=== DATA RECORDS ===
╭──
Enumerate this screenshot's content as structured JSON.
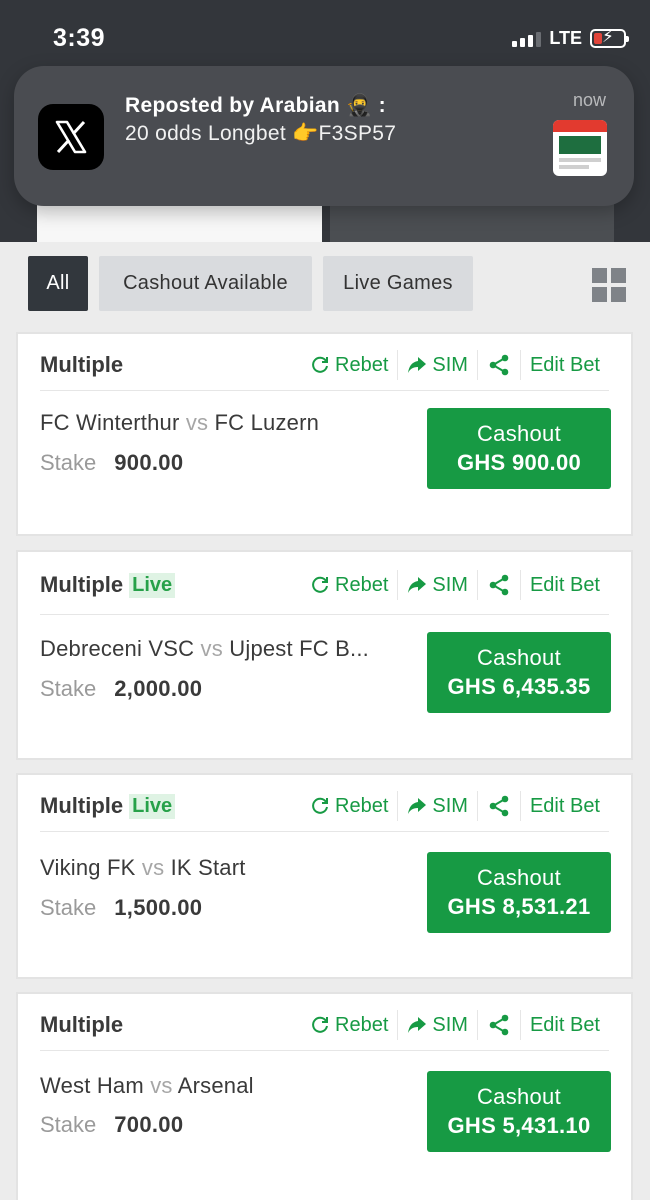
{
  "status_bar": {
    "time": "3:39",
    "network": "LTE",
    "icons": [
      "signal-icon",
      "battery-charging-icon"
    ]
  },
  "notification": {
    "app_icon": "x-logo-icon",
    "title": "Reposted by Arabian 🥷 :",
    "body": "20 odds Longbet 👉F3SP57",
    "time": "now"
  },
  "filters": {
    "items": [
      {
        "label": "All",
        "active": true
      },
      {
        "label": "Cashout Available",
        "active": false
      },
      {
        "label": "Live Games",
        "active": false
      }
    ],
    "layout_icon": "grid-view-icon"
  },
  "actions": {
    "rebet": "Rebet",
    "sim": "SIM",
    "edit": "Edit Bet"
  },
  "bets": [
    {
      "type": "Multiple",
      "live": "",
      "home": "FC Winterthur",
      "vs": "vs",
      "away": "FC Luzern",
      "stake_label": "Stake",
      "stake": "900.00",
      "cashout_label": "Cashout",
      "cashout_amount": "GHS 900.00"
    },
    {
      "type": "Multiple",
      "live": "Live",
      "home": "Debreceni VSC",
      "vs": "vs",
      "away": "Ujpest FC B...",
      "stake_label": "Stake",
      "stake": "2,000.00",
      "cashout_label": "Cashout",
      "cashout_amount": "GHS 6,435.35"
    },
    {
      "type": "Multiple",
      "live": "Live",
      "home": "Viking FK",
      "vs": "vs",
      "away": "IK Start",
      "stake_label": "Stake",
      "stake": "1,500.00",
      "cashout_label": "Cashout",
      "cashout_amount": "GHS 8,531.21"
    },
    {
      "type": "Multiple",
      "live": "",
      "home": "West Ham",
      "vs": "vs",
      "away": "Arsenal",
      "stake_label": "Stake",
      "stake": "700.00",
      "cashout_label": "Cashout",
      "cashout_amount": "GHS 5,431.10"
    }
  ],
  "colors": {
    "accent_green": "#179a44",
    "dark_header": "#33363b",
    "chip_active": "#32373d"
  }
}
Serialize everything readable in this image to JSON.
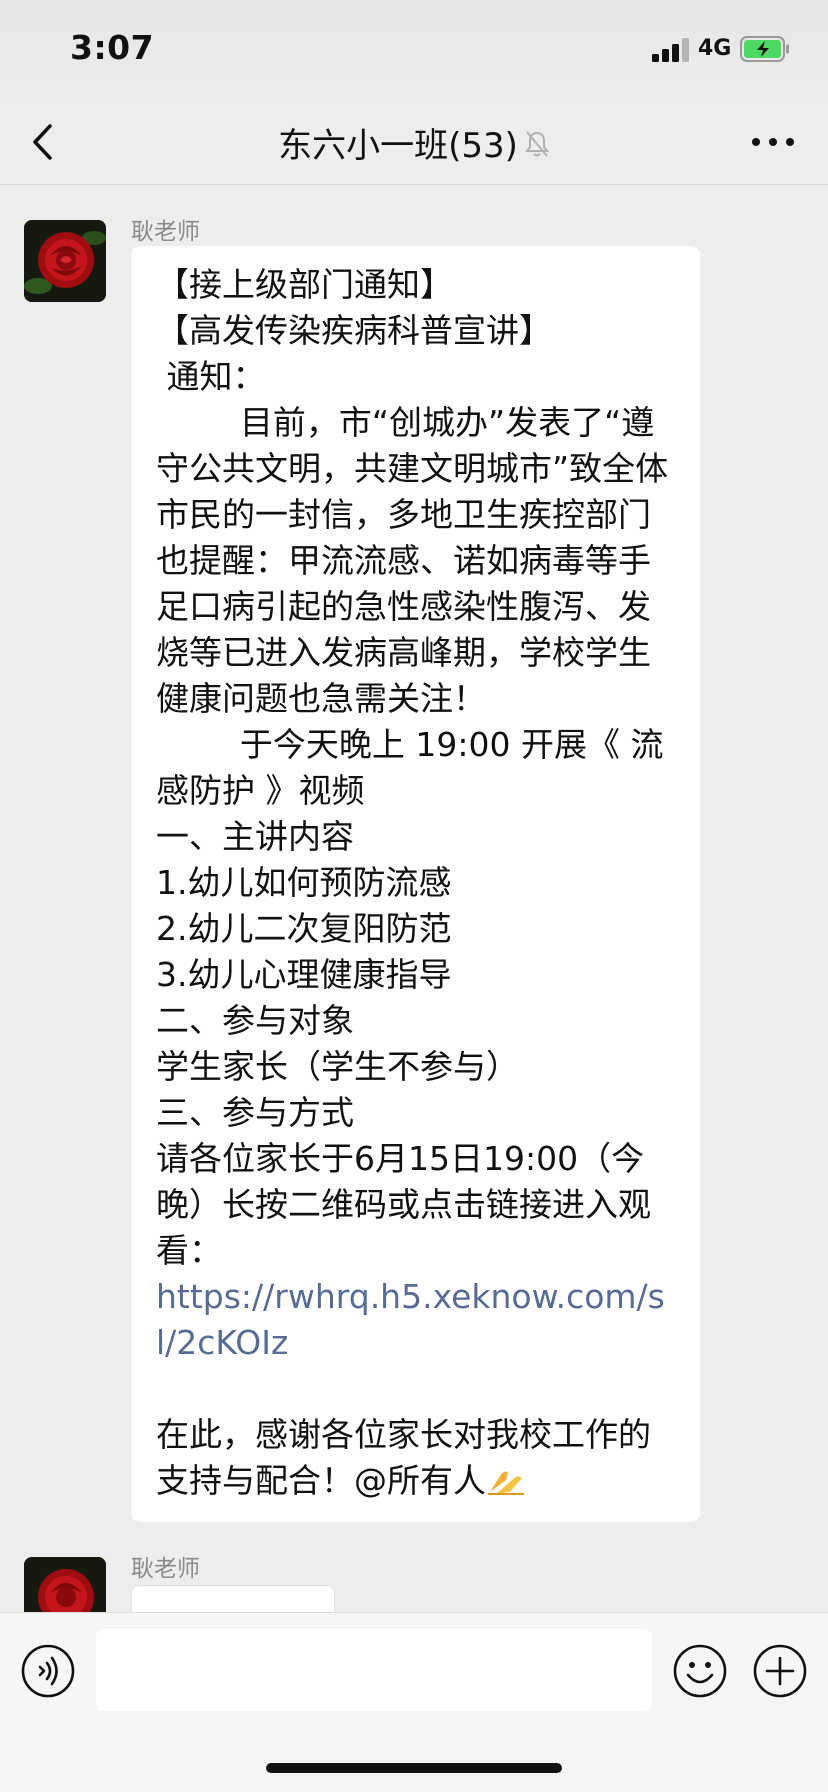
{
  "status_bar": {
    "time": "3:07",
    "network": "4G"
  },
  "nav": {
    "title": "东六小一班(53)"
  },
  "messages": [
    {
      "sender": "耿老师",
      "text_before_link": "【接上级部门通知】\n【高发传染疾病科普宣讲】\n 通知：\n        目前，市“创城办”发表了“遵守公共文明，共建文明城市”致全体市民的一封信，多地卫生疾控部门也提醒：甲流流感、诺如病毒等手足口病引起的急性感染性腹泻、发烧等已进入发病高峰期，学校学生健康问题也急需关注！\n        于今天晚上 19:00 开展《 流感防护 》视频\n一、主讲内容\n1.幼儿如何预防流感\n2.幼儿二次复阳防范\n3.幼儿心理健康指导\n二、参与对象\n学生家长（学生不参与）\n三、参与方式\n请各位家长于6月15日19:00（今晚）长按二维码或点击链接进入观看：\n",
      "link": "https://rwhrq.h5.xeknow.com/sl/2cKOIz",
      "text_after_link": "\n\n在此，感谢各位家长对我校工作的支持与配合！@所有人"
    },
    {
      "sender": "耿老师"
    }
  ],
  "icons": {
    "back": "chevron-left-icon",
    "mute": "bell-muted-icon",
    "more": "ellipsis-icon",
    "voice": "voice-icon",
    "emoji": "smiley-icon",
    "plus": "plus-circle-icon"
  },
  "colors": {
    "link": "#576B95",
    "background": "#EDEDED",
    "bubble": "#FFFFFF",
    "battery": "#4CD964"
  }
}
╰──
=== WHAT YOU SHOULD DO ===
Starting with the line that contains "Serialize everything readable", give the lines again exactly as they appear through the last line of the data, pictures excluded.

=== RESULT FOR THIS TASK ===
Serialize everything readable in this image to JSON.
{
  "status_bar": {
    "time": "3:07",
    "network": "4G"
  },
  "nav": {
    "title": "东六小一班(53)"
  },
  "messages": [
    {
      "sender": "耿老师",
      "text_before_link": "【接上级部门通知】\n【高发传染疾病科普宣讲】\n 通知：\n        目前，市“创城办”发表了“遵守公共文明，共建文明城市”致全体市民的一封信，多地卫生疾控部门也提醒：甲流流感、诺如病毒等手足口病引起的急性感染性腹泻、发烧等已进入发病高峰期，学校学生健康问题也急需关注！\n        于今天晚上 19:00 开展《 流感防护 》视频\n一、主讲内容\n1.幼儿如何预防流感\n2.幼儿二次复阳防范\n3.幼儿心理健康指导\n二、参与对象\n学生家长（学生不参与）\n三、参与方式\n请各位家长于6月15日19:00（今晚）长按二维码或点击链接进入观看：\n",
      "link": "https://rwhrq.h5.xeknow.com/sl/2cKOIz",
      "text_after_link": "\n\n在此，感谢各位家长对我校工作的支持与配合！@所有人"
    },
    {
      "sender": "耿老师"
    }
  ],
  "icons": {
    "back": "chevron-left-icon",
    "mute": "bell-muted-icon",
    "more": "ellipsis-icon",
    "voice": "voice-icon",
    "emoji": "smiley-icon",
    "plus": "plus-circle-icon"
  },
  "colors": {
    "link": "#576B95",
    "background": "#EDEDED",
    "bubble": "#FFFFFF",
    "battery": "#4CD964"
  }
}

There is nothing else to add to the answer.